We had chicken that needed to be cooked that day, so I knew what the main ingredient was. I looked around and found that we had everything else we needed for Chicken Pot Pie! I decided that I could wing if after looking at a couple of other recipes that weren’t exactly what I wanted to do. I started cooking and three hours later we got to sit down and eat! So, there is a warning for you if you follow my recipe for Chicken Pot Pie below. The recipe below is how I made it using what was on hand. If making again I’d use all fresh veggies (if possible) instead of the frozen ones.
I used this delicious crust recipe, and the only problem I had was that I didn’t quite get enough water in my dough. After it rested in the fridge it still hadn’t come together, so I scooped up some in both hands and squeezed it together, adding more as needed, until I got a ball big enough for my crust. I rolled it out on the floured counter and made a bottom crust. I put in my filling and then rolled out a top crust. I pinched the two crusts together as best I could. You can tell from my picture that I am not the best pincher!
Gray: This was awesome. It is probably the best pie crust I’ve had. It is a little bit more involved than some, but it really worked out well. The baking powder and vinegar give it some leavening so it is not truly a shortcrust pastry, and that makes it fluff up and get flaky. This really turned out well. I’ve made a few more crusts than Katie, and she had some difficulties but practice smooths most of those out. Making a pie crust is one of those things that uses a lot of “feel” to get it to come out right. The good news is that most of the difficulties are operational and do not affect the taste. I’ve never had a bad homemade crust, only some ugly ones. Really it’s easy as pie! And if you aren’t making your own crust, I suggest you start. It is like using fresh vs powdered garlic or ginger. It is that big of a taste difference. I definitely want us to make this crust again, I just can’t wait for cherry season!
Katie’s Chicken Pot Pie Filling (Bonus Recipe!)
- 2 chicken breasts, skin-on and bone-in*
- 1/2 medium onion, chopped
- 1-2 celery stalks, chopped
- olive oil (or vegetable/canola oil)
- 1 small bag of frozen mixed vegetables (carrots, beans, peas, etc)
- 1 can cream of chicken soup
- salt and pepper to taste

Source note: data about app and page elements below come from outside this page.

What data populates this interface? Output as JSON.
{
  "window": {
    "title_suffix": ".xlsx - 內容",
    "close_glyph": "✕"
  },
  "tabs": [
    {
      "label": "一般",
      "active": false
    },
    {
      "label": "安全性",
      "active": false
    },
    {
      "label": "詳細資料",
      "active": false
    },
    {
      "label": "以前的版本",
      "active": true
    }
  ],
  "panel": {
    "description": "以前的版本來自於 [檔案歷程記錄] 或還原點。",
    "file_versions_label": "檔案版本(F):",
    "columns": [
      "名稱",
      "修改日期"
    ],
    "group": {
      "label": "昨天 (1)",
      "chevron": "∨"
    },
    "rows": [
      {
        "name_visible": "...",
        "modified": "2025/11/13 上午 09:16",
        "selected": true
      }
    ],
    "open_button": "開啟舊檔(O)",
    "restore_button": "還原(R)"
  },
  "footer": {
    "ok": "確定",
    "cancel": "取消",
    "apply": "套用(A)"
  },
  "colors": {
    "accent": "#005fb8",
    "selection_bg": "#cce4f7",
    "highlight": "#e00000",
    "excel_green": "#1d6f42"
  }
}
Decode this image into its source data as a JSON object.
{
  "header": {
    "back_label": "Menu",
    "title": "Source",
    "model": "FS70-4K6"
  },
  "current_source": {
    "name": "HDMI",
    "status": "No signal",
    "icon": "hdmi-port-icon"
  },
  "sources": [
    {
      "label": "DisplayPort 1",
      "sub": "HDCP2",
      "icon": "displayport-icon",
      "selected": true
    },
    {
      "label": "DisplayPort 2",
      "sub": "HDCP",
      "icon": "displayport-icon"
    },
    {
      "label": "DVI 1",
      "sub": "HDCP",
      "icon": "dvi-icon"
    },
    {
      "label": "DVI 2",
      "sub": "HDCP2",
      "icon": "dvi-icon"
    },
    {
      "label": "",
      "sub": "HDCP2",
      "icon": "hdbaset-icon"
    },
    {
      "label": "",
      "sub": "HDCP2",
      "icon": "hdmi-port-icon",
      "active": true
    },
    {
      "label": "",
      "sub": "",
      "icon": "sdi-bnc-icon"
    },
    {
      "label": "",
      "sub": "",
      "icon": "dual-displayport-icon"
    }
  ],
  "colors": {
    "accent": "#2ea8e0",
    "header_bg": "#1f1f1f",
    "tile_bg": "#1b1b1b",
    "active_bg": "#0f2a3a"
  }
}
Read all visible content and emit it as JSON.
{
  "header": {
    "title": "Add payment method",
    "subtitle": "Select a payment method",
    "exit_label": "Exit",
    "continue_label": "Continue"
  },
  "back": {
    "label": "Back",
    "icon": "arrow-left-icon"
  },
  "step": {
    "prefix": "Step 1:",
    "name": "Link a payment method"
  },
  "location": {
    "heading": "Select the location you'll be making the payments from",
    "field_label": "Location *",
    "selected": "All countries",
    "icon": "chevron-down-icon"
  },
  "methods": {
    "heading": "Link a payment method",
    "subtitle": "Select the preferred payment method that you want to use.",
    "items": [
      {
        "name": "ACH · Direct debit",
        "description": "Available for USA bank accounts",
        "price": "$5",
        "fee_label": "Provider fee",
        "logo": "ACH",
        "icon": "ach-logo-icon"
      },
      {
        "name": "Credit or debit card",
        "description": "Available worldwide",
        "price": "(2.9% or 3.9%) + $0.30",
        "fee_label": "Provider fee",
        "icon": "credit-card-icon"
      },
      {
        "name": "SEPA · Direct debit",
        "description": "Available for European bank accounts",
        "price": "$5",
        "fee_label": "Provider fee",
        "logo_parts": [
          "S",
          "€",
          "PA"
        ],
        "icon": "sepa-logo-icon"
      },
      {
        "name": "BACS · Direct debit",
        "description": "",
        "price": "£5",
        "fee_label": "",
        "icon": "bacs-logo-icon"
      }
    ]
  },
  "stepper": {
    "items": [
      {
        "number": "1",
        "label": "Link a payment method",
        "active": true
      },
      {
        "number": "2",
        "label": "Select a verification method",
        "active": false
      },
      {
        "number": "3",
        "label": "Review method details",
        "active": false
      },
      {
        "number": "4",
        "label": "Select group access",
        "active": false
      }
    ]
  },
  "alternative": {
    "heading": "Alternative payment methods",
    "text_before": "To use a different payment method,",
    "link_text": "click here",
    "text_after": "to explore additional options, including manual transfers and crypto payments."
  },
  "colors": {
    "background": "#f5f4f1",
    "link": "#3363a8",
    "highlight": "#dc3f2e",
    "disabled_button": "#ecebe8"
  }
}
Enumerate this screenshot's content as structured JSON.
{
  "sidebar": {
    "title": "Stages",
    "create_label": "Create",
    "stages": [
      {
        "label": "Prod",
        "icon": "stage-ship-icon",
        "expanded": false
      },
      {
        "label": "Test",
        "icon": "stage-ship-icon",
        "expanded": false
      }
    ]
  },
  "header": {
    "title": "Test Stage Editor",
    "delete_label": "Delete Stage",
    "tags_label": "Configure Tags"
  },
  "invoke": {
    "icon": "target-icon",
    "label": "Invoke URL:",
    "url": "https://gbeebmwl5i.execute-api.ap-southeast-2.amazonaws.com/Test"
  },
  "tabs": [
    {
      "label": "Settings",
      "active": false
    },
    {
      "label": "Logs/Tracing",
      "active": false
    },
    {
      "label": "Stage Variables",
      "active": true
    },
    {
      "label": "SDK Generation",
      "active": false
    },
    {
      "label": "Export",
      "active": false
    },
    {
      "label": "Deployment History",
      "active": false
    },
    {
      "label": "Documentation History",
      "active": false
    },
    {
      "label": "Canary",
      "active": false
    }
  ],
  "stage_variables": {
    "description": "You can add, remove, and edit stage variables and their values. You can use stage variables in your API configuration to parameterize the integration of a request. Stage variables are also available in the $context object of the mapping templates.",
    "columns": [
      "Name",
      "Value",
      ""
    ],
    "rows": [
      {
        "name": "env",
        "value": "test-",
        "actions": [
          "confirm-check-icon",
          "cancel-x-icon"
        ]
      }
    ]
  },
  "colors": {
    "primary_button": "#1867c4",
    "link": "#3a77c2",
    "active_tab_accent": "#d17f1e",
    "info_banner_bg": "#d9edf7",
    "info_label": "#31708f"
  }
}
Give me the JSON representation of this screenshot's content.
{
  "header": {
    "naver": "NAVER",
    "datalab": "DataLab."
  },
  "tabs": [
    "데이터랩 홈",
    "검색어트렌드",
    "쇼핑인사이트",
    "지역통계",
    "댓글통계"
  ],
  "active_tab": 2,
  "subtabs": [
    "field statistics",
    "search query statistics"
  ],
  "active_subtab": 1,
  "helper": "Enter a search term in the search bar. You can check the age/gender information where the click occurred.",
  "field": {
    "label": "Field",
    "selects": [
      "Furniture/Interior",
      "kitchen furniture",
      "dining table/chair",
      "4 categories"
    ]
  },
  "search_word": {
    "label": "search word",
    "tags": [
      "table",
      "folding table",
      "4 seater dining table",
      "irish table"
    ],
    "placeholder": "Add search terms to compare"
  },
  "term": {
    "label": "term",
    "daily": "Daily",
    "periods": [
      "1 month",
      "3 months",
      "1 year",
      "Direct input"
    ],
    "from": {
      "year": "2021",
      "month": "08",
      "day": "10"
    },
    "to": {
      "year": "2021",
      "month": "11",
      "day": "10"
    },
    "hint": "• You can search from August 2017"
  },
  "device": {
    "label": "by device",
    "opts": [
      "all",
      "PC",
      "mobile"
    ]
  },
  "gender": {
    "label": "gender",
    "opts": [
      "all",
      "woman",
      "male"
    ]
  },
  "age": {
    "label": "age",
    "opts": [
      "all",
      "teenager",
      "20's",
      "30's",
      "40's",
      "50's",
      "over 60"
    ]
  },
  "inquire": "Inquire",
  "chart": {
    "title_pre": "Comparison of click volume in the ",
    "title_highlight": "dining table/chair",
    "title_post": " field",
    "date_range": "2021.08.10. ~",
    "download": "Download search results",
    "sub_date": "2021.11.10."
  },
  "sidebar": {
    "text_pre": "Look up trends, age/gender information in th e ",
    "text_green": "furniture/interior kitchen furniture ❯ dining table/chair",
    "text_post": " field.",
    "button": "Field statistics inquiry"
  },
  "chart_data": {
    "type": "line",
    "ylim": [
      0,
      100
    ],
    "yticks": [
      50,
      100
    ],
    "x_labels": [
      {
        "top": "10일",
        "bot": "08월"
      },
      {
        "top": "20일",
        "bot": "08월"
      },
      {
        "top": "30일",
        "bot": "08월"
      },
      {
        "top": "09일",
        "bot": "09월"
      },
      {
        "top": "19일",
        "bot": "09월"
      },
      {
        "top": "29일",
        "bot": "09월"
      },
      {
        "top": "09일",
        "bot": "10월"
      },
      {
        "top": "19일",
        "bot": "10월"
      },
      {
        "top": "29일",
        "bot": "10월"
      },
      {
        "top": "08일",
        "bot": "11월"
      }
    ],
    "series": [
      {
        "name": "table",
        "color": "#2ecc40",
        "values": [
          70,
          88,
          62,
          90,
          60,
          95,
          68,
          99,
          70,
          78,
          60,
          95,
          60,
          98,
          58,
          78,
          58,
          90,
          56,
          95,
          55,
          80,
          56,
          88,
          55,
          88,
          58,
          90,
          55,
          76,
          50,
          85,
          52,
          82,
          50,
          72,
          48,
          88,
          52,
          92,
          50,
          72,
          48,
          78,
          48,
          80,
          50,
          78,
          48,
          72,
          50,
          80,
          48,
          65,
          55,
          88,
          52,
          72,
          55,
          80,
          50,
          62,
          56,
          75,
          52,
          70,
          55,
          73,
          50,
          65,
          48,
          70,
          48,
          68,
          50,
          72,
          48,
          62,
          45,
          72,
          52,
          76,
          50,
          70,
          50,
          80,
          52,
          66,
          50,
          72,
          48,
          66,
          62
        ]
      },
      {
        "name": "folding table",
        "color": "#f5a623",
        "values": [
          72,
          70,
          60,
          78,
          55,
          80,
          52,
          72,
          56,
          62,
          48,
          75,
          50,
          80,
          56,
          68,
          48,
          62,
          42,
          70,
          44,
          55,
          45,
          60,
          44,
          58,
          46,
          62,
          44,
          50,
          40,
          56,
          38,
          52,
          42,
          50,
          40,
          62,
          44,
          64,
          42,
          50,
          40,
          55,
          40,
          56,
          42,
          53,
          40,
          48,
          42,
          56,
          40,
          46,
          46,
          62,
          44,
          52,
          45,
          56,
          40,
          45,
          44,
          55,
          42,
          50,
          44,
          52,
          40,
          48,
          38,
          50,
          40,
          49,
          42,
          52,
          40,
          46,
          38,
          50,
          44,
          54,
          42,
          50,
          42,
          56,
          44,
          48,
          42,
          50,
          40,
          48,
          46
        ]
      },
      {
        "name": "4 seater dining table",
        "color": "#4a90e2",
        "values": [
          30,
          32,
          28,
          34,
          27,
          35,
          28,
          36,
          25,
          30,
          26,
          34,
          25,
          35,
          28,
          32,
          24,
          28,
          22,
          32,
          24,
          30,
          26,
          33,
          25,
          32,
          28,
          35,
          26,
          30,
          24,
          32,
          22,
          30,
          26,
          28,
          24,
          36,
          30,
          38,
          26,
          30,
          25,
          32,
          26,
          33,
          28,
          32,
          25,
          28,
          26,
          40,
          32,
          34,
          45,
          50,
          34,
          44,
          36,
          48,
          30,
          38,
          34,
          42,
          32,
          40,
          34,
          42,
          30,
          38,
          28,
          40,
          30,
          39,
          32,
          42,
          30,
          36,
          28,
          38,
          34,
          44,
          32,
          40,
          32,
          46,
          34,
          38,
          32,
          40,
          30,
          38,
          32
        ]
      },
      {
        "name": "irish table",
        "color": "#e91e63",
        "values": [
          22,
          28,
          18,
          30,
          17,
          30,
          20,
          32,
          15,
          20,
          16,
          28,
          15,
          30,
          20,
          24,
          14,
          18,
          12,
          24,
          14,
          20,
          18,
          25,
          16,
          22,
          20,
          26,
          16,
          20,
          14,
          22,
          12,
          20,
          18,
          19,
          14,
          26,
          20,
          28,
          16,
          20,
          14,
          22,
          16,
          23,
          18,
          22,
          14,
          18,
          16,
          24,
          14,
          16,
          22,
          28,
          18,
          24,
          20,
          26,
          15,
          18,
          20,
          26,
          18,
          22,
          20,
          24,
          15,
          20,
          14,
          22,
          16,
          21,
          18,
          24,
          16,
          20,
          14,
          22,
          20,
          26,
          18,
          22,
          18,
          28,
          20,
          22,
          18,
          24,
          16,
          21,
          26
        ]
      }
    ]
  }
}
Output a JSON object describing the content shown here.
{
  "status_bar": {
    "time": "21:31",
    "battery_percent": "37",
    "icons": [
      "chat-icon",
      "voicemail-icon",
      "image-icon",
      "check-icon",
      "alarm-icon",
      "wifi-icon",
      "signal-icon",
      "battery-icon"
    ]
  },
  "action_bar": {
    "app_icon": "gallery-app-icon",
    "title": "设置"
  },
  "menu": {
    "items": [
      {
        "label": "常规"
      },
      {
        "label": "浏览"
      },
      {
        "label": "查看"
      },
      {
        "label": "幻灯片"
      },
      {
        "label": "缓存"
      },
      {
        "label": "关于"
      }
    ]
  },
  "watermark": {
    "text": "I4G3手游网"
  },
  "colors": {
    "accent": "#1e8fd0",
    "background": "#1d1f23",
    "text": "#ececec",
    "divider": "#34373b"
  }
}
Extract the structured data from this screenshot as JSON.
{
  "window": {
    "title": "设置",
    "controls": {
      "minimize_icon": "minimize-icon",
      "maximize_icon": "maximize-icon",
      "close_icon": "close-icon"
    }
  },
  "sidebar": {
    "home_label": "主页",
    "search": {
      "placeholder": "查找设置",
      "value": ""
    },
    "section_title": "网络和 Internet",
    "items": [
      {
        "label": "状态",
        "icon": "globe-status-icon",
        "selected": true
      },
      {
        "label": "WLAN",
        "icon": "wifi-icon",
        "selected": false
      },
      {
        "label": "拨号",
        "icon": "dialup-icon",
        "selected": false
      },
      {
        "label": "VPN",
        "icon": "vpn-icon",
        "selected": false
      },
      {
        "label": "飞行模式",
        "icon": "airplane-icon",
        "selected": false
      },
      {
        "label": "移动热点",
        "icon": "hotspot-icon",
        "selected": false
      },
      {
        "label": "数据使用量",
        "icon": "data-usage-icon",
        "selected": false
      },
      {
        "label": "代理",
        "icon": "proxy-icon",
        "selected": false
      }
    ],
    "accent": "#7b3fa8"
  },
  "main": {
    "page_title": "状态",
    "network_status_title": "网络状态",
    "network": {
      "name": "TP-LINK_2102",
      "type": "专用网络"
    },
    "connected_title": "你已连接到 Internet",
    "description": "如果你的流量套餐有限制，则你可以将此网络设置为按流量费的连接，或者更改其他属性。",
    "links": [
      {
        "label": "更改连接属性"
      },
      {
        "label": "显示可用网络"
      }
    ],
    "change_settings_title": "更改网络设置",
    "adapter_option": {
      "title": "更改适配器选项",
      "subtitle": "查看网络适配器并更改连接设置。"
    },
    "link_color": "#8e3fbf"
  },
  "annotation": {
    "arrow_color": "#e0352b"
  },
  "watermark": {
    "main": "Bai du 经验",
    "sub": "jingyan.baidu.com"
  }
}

Put the chicken breasts in a pot and cover with water. Bring to simmer and cook for 30-45 minutes until the chicken is done all the way through. Be sure it stays covered in the water and do not boil it or the chicken will get tough. When chicken is done, remove from pot and set aside to cool. Save chicken broth** to use in filling. While the chicken is cooling, saute onion and celery in skillet in a little olive oil until just starting to get tender. Add in the frozen vegetables to help with flavor and re-constituting. When done sauteing veggies, place in bowl and season with desired amount of salt and pepper. When chicken is cool enough to work with, remove skin and shred chicken away from bone using hands or a fork. Discard skin and bones. Add shredded chicken to bowl with veggies. Add can of cream of chicken soup and a few ladles of the chicken broth. Mix to combine. Add broth, one ladle at a time until you reach your desired filling consistency. Spoon or pour filling into bottom pie crust and top with second crust. Pinch crusts together at edges. Cover edges only of pie with aluminum foil. Bake at 350°F for 35-50 minutes until crust is golden. Remove foil from edges for the last 10-15 minutes of baking time.
*Use skin-on, bone-in chicken for the best flavor.
**All the water used in boiling the chicken is not used for the recipe. If you want to keep the broth to use for another purpose, add salt, pepper, raw celery, raw carrots, and raw onions to the pot when boiling. Skim off the grease and strain broth and use within a few days, or freeze to use later in other recipes. This is not as good as real chicken stock, but is tasty.